__INSTRUCTIONS FOR THE TASK__
With no omissions, write out every record given below.

__SUPPLIED RECORDS__
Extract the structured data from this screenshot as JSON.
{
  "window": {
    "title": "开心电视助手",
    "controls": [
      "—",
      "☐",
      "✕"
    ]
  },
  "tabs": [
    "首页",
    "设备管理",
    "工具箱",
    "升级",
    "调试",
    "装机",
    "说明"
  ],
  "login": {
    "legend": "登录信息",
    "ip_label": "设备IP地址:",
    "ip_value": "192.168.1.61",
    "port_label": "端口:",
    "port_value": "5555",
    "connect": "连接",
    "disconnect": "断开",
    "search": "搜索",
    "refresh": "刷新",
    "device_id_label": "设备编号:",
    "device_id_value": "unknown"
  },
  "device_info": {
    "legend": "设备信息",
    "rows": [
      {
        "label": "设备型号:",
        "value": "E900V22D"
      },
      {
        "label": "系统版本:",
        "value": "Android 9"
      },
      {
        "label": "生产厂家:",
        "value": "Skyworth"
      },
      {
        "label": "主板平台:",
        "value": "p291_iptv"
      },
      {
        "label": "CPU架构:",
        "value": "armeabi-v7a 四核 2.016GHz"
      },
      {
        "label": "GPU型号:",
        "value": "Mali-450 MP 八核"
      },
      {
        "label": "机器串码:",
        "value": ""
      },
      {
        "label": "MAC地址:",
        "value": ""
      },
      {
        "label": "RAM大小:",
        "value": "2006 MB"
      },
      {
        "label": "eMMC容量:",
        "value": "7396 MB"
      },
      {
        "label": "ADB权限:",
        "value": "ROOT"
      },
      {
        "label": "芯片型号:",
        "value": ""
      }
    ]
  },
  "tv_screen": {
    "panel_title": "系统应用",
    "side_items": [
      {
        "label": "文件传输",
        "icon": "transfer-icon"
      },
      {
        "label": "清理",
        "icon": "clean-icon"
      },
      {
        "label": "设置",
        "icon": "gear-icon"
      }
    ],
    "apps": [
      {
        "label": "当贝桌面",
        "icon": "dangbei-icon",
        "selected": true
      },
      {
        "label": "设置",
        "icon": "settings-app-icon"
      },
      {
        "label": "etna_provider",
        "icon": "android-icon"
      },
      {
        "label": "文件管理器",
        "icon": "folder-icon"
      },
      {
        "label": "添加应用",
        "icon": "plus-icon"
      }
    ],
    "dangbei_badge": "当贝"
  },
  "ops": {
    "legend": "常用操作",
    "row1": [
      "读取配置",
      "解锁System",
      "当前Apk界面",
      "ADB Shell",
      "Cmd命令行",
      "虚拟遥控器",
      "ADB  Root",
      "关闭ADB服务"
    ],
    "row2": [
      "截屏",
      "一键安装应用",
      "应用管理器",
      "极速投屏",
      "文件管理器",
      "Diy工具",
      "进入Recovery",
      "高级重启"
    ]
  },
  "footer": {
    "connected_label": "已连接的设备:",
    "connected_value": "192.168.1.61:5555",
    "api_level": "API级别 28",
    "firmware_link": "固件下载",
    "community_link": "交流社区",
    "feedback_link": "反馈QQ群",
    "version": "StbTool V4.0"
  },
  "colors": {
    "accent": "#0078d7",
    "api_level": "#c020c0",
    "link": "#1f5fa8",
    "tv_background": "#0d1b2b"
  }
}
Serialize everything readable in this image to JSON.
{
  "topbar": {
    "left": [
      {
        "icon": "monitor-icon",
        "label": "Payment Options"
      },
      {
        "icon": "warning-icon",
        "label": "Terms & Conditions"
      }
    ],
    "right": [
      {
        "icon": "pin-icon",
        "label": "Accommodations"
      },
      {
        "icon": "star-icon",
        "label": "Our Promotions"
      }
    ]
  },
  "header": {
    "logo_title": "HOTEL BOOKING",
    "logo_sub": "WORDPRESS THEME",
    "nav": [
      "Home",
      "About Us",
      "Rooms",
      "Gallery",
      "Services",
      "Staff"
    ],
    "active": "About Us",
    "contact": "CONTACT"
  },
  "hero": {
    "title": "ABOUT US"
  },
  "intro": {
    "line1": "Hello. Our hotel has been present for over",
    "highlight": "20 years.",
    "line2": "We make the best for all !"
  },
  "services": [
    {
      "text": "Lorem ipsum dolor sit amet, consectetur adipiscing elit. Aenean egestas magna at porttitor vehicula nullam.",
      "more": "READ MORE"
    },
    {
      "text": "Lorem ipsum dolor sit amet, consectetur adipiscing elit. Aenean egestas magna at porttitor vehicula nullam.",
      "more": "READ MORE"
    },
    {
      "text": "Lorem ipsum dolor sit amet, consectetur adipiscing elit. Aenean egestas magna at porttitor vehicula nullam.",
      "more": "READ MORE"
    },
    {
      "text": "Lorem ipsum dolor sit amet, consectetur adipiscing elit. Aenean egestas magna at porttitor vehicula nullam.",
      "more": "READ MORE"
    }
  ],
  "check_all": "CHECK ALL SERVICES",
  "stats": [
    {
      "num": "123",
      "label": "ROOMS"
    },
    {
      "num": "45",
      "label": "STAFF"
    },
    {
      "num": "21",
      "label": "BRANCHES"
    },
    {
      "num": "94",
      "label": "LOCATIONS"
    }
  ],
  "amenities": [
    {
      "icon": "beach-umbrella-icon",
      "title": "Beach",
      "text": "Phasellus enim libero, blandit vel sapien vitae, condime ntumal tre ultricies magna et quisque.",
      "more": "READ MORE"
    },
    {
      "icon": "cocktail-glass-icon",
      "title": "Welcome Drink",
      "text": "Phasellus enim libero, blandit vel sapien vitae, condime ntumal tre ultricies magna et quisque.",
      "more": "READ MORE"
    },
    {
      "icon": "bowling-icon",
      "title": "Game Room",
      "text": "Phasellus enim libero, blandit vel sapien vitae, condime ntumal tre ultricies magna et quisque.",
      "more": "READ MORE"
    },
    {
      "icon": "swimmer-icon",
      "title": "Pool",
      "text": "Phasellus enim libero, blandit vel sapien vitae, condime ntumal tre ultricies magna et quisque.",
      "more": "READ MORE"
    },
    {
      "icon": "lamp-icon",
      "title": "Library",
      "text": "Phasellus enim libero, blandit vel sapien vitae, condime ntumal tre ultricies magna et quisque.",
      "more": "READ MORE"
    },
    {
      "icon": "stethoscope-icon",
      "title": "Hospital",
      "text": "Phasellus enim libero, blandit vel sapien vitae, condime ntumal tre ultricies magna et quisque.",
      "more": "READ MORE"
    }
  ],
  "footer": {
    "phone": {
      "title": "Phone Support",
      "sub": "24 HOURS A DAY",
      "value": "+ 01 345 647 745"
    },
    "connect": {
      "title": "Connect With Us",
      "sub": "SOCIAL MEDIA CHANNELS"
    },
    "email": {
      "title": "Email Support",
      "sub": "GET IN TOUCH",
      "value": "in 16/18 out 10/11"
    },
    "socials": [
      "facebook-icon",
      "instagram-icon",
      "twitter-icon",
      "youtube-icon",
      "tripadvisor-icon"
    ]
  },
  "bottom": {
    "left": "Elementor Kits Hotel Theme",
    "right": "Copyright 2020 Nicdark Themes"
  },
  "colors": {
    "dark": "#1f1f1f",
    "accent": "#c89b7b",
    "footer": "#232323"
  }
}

__ANSWER BOX__
Extract the structured data from this screenshot as JSON.
{
  "window": {
    "title": "开心电视助手",
    "controls": [
      "—",
      "☐",
      "✕"
    ]
  },
  "tabs": [
    "首页",
    "设备管理",
    "工具箱",
    "升级",
    "调试",
    "装机",
    "说明"
  ],
  "login": {
    "legend": "登录信息",
    "ip_label": "设备IP地址:",
    "ip_value": "192.168.1.61",
    "port_label": "端口:",
    "port_value": "5555",
    "connect": "连接",
    "disconnect": "断开",
    "search": "搜索",
    "refresh": "刷新",
    "device_id_label": "设备编号:",
    "device_id_value": "unknown"
  },
  "device_info": {
    "legend": "设备信息",
    "rows": [
      {
        "label": "设备型号:",
        "value": "E900V22D"
      },
      {
        "label": "系统版本:",
        "value": "Android 9"
      },
      {
        "label": "生产厂家:",
        "value": "Skyworth"
      },
      {
        "label": "主板平台:",
        "value": "p291_iptv"
      },
      {
        "label": "CPU架构:",
        "value": "armeabi-v7a 四核 2.016GHz"
      },
      {
        "label": "GPU型号:",
        "value": "Mali-450 MP 八核"
      },
      {
        "label": "机器串码:",
        "value": ""
      },
      {
        "label": "MAC地址:",
        "value": ""
      },
      {
        "label": "RAM大小:",
        "value": "2006 MB"
      },
      {
        "label": "eMMC容量:",
        "value": "7396 MB"
      },
      {
        "label": "ADB权限:",
        "value": "ROOT"
      },
      {
        "label": "芯片型号:",
        "value": ""
      }
    ]
  },
  "tv_screen": {
    "panel_title": "系统应用",
    "side_items": [
      {
        "label": "文件传输",
        "icon": "transfer-icon"
      },
      {
        "label": "清理",
        "icon": "clean-icon"
      },
      {
        "label": "设置",
        "icon": "gear-icon"
      }
    ],
    "apps": [
      {
        "label": "当贝桌面",
        "icon": "dangbei-icon",
        "selected": true
      },
      {
        "label": "设置",
        "icon": "settings-app-icon"
      },
      {
        "label": "etna_provider",
        "icon": "android-icon"
      },
      {
        "label": "文件管理器",
        "icon": "folder-icon"
      },
      {
        "label": "添加应用",
        "icon": "plus-icon"
      }
    ],
    "dangbei_badge": "当贝"
  },
  "ops": {
    "legend": "常用操作",
    "row1": [
      "读取配置",
      "解锁System",
      "当前Apk界面",
      "ADB Shell",
      "Cmd命令行",
      "虚拟遥控器",
      "ADB  Root",
      "关闭ADB服务"
    ],
    "row2": [
      "截屏",
      "一键安装应用",
      "应用管理器",
      "极速投屏",
      "文件管理器",
      "Diy工具",
      "进入Recovery",
      "高级重启"
    ]
  },
  "footer": {
    "connected_label": "已连接的设备:",
    "connected_value": "192.168.1.61:5555",
    "api_level": "API级别 28",
    "firmware_link": "固件下载",
    "community_link": "交流社区",
    "feedback_link": "反馈QQ群",
    "version": "StbTool V4.0"
  },
  "colors": {
    "accent": "#0078d7",
    "api_level": "#c020c0",
    "link": "#1f5fa8",
    "tv_background": "#0d1b2b"
  }
}
Serialize everything readable in this image to JSON.
{
  "topbar": {
    "left": [
      {
        "icon": "monitor-icon",
        "label": "Payment Options"
      },
      {
        "icon": "warning-icon",
        "label": "Terms & Conditions"
      }
    ],
    "right": [
      {
        "icon": "pin-icon",
        "label": "Accommodations"
      },
      {
        "icon": "star-icon",
        "label": "Our Promotions"
      }
    ]
  },
  "header": {
    "logo_title": "HOTEL BOOKING",
    "logo_sub": "WORDPRESS THEME",
    "nav": [
      "Home",
      "About Us",
      "Rooms",
      "Gallery",
      "Services",
      "Staff"
    ],
    "active": "About Us",
    "contact": "CONTACT"
  },
  "hero": {
    "title": "ABOUT US"
  },
  "intro": {
    "line1": "Hello. Our hotel has been present for over",
    "highlight": "20 years.",
    "line2": "We make the best for all !"
  },
  "services": [
    {
      "text": "Lorem ipsum dolor sit amet, consectetur adipiscing elit. Aenean egestas magna at porttitor vehicula nullam.",
      "more": "READ MORE"
    },
    {
      "text": "Lorem ipsum dolor sit amet, consectetur adipiscing elit. Aenean egestas magna at porttitor vehicula nullam.",
      "more": "READ MORE"
    },
    {
      "text": "Lorem ipsum dolor sit amet, consectetur adipiscing elit. Aenean egestas magna at porttitor vehicula nullam.",
      "more": "READ MORE"
    },
    {
      "text": "Lorem ipsum dolor sit amet, consectetur adipiscing elit. Aenean egestas magna at porttitor vehicula nullam.",
      "more": "READ MORE"
    }
  ],
  "check_all": "CHECK ALL SERVICES",
  "stats": [
    {
      "num": "123",
      "label": "ROOMS"
    },
    {
      "num": "45",
      "label": "STAFF"
    },
    {
      "num": "21",
      "label": "BRANCHES"
    },
    {
      "num": "94",
      "label": "LOCATIONS"
    }
  ],
  "amenities": [
    {
      "icon": "beach-umbrella-icon",
      "title": "Beach",
      "text": "Phasellus enim libero, blandit vel sapien vitae, condime ntumal tre ultricies magna et quisque.",
      "more": "READ MORE"
    },
    {
      "icon": "cocktail-glass-icon",
      "title": "Welcome Drink",
      "text": "Phasellus enim libero, blandit vel sapien vitae, condime ntumal tre ultricies magna et quisque.",
      "more": "READ MORE"
    },
    {
      "icon": "bowling-icon",
      "title": "Game Room",
      "text": "Phasellus enim libero, blandit vel sapien vitae, condime ntumal tre ultricies magna et quisque.",
      "more": "READ MORE"
    },
    {
      "icon": "swimmer-icon",
      "title": "Pool",
      "text": "Phasellus enim libero, blandit vel sapien vitae, condime ntumal tre ultricies magna et quisque.",
      "more": "READ MORE"
    },
    {
      "icon": "lamp-icon",
      "title": "Library",
      "text": "Phasellus enim libero, blandit vel sapien vitae, condime ntumal tre ultricies magna et quisque.",
      "more": "READ MORE"
    },
    {
      "icon": "stethoscope-icon",
      "title": "Hospital",
      "text": "Phasellus enim libero, blandit vel sapien vitae, condime ntumal tre ultricies magna et quisque.",
      "more": "READ MORE"
    }
  ],
  "footer": {
    "phone": {
      "title": "Phone Support",
      "sub": "24 HOURS A DAY",
      "value": "+ 01 345 647 745"
    },
    "connect": {
      "title": "Connect With Us",
      "sub": "SOCIAL MEDIA CHANNELS"
    },
    "email": {
      "title": "Email Support",
      "sub": "GET IN TOUCH",
      "value": "in 16/18 out 10/11"
    },
    "socials": [
      "facebook-icon",
      "instagram-icon",
      "twitter-icon",
      "youtube-icon",
      "tripadvisor-icon"
    ]
  },
  "bottom": {
    "left": "Elementor Kits Hotel Theme",
    "right": "Copyright 2020 Nicdark Themes"
  },
  "colors": {
    "dark": "#1f1f1f",
    "accent": "#c89b7b",
    "footer": "#232323"
  }
}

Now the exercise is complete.